Bolsheviks started to rule in 1918 and the state changed from absolute dictatorship of J.V. Stalin to Nikita Khrushchev, then to Brezhnew, Yury Antropov, Konstantin Chernenko, Gorbatchev, Boris Yeltsin, and V. Putin.
She not only writes about Kremlin politics but also how a number of tsars commissioned Italian architects, technicians, and craftsmen to build cathedrals or renew walls.
The history of Russia is also explored, but for the reader unfamiliar with Russian history, I recommend an introductory guide to basic Russian history. The reader will then relate to the text better.
She explains how corrupt and cold-blooded any of the highly placed officials siphoned of millions of rubels and priceless historical documents as well as paintings.
Much of the material presented is new to the western audience and literature thanks to the author’s unprecedented access in Kremlin’s old books.
The Red Fortress is an invaluable book for anyone with an interest in Russian history, and by all accounts it is violent, rich, triumphant, and sad, all at the same time.
Moscow Kremlin is a UNESCO world heritage site and has endured many incarnations.
The stories of Stalin’s policies, his thinking, and those of his ministers would provide with good material for a doctoral dissertation.
Although the focus of the Red Fortress is narrow, occasionally the author writes about Russian history in general.
Dr. Merridale’s writing is clear, concise, a flow well, explains events in detail and points out how hypnotic, beautiful, and historic it is.
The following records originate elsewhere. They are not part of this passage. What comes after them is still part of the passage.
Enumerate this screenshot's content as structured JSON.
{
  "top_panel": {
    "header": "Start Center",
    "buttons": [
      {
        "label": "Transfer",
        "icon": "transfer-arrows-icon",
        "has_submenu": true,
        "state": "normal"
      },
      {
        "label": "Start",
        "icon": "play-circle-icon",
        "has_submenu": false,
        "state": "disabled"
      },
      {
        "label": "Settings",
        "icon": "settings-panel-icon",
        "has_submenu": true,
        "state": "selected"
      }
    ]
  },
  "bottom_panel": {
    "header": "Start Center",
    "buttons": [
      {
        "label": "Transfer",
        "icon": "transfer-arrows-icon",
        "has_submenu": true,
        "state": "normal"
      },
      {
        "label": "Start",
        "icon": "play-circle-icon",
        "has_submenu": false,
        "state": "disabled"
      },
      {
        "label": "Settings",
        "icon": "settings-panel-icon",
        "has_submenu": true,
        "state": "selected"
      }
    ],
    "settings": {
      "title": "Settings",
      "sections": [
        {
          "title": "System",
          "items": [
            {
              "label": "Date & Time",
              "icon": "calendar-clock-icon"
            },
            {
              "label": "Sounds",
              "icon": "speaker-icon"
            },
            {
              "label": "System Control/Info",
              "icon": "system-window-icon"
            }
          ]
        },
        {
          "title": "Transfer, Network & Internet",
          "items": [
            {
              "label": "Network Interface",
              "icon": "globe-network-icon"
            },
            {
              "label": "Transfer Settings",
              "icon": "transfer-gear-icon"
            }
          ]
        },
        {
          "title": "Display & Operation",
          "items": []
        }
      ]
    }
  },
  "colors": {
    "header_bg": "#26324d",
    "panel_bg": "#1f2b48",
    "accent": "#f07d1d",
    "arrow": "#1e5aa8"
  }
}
There is nothing accidental about Kremlin’s current appearance.
A marvellous book to read and from which to learn.